'Japanese, Filipino, Vietnamese and dogs not allowed'
A Beijing restaurant owner was forced to remove a racist sign that barred citizens from Vietnam, Philippines and Japan – along with dogs – from entering after triggering international online fury. Sutirtho Patranobis reports.world Updated: Mar 01, 2013 02:50 IST
A Beijing restaurant owner was forced to remove a racist sign that barred citizens from Vietnam, Philippines and Japan – along with dogs – from entering after triggering international online fury.
The popular restaurant that serves Beijing specialties like soup with pork offal and located near the Forbidden City, a popular tourist spot, put up the sign on its door few days ago.

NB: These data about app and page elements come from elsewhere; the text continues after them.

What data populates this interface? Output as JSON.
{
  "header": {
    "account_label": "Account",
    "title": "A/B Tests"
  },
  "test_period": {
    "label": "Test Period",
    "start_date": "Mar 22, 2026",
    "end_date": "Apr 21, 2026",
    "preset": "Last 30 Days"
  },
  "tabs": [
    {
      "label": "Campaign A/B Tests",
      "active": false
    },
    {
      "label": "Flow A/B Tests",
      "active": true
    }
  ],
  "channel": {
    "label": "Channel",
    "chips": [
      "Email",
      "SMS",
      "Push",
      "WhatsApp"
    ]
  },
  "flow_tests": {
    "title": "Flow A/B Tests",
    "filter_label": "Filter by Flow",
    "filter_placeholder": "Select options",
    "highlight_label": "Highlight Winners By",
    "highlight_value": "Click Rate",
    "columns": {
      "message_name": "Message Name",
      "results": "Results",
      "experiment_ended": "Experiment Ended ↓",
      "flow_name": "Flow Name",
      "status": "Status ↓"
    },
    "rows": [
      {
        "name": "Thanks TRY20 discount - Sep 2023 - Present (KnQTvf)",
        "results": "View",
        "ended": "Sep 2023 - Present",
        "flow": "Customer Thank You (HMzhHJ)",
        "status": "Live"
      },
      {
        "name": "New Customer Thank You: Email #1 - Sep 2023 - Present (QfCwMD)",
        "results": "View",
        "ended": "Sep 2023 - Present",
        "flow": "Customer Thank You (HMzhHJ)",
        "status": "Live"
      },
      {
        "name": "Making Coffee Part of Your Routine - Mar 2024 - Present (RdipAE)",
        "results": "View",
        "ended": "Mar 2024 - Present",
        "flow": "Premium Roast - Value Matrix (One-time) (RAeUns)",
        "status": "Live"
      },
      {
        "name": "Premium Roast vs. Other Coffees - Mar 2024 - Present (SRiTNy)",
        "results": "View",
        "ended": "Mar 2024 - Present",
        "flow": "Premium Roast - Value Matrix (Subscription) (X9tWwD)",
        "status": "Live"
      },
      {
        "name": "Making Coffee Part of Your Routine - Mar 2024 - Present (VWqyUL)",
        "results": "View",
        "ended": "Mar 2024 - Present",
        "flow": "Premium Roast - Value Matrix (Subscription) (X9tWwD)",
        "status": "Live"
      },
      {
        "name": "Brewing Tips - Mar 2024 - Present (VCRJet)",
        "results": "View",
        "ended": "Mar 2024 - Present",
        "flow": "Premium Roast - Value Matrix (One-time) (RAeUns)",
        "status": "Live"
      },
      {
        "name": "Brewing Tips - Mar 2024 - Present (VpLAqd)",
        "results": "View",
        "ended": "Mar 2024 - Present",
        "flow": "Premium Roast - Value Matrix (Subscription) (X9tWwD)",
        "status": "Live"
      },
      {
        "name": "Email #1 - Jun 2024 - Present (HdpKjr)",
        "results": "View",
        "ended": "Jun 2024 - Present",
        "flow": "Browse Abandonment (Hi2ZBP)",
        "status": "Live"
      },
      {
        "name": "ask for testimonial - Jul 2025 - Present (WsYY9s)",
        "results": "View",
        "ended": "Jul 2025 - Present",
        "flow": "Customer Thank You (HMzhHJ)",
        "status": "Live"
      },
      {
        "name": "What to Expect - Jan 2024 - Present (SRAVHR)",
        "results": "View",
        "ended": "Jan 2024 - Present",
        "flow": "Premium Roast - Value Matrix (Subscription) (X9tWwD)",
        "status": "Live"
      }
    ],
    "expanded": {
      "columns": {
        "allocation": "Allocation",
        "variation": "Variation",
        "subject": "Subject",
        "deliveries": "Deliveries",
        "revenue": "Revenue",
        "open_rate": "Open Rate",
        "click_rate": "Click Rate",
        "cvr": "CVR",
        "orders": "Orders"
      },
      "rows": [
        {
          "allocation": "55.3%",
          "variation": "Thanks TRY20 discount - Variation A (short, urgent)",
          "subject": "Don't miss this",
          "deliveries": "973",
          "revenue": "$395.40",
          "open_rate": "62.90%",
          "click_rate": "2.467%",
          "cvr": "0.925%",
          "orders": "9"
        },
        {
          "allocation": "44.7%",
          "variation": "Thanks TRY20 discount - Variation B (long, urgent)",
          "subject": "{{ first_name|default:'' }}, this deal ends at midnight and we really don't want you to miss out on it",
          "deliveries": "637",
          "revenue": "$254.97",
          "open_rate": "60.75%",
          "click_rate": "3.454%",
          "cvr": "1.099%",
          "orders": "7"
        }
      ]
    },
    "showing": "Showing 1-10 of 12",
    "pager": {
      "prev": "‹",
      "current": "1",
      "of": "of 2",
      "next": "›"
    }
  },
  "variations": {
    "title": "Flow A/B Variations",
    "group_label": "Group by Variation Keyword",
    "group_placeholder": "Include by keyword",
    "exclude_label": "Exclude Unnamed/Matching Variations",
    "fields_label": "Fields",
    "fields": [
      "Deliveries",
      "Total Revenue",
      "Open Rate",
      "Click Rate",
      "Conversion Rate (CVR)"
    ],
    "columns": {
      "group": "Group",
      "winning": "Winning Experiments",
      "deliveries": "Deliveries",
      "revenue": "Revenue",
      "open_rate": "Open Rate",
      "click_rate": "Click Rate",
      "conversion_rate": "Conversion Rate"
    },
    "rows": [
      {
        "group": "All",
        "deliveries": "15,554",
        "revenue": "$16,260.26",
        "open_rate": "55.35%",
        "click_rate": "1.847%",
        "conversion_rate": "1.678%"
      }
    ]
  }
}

It said: “This restaurant does not receive the Japanese, the Philippines, the Vietnamese and dog(s).”
It was written both in Chinese and English.
China is currently embroiled in bitter disputes over the ownership of islands with all three countries in South China and East China seas.
Reports from Vietnam and Philippines said image of the sign went viral online after it was put up on Facebook post.
Agency reports said the restaurant sign provoked an outcry in Vietnam and the Philippines, generating thousands of posts on Vietnamese social networking sites and newspaper comment threads.
“Filipinos greeted the photo with a mixture of fury and amusement."Blatant racism at Beijing Restaurant," journalist Veronica Pedrosa wrote in one widely-shared tweet,” news agency AFP reported from Manila.
Many commented on popular Chinese microblogs as well, condemning the sign and the owner’s ignorance; many called him “ultra nationalist.”
“I feel pity for the owner. The sign reveals his ignorance and narrow mind,” said a post on Sina Weibo, a popular microblog in China.
According to Sina Weibo, Wang, the owner of the restaurant, claimed that he posted the sign to show his patriotism.
“I don’t care others’ opinions. And I even don’t care about serving foreign diners. Besides, many customers agree with me on this issue,” Wang said.
Wang, however, had to remove the sign late on Thursday, saying he took it down because “it was a lot of bother.”
“I don't have any regrets,” he told AFP.
“I was just getting too many phone calls about it.”
“Maybe people misunderstood our meaning... it only said we would not serve customers from those countries,” he said.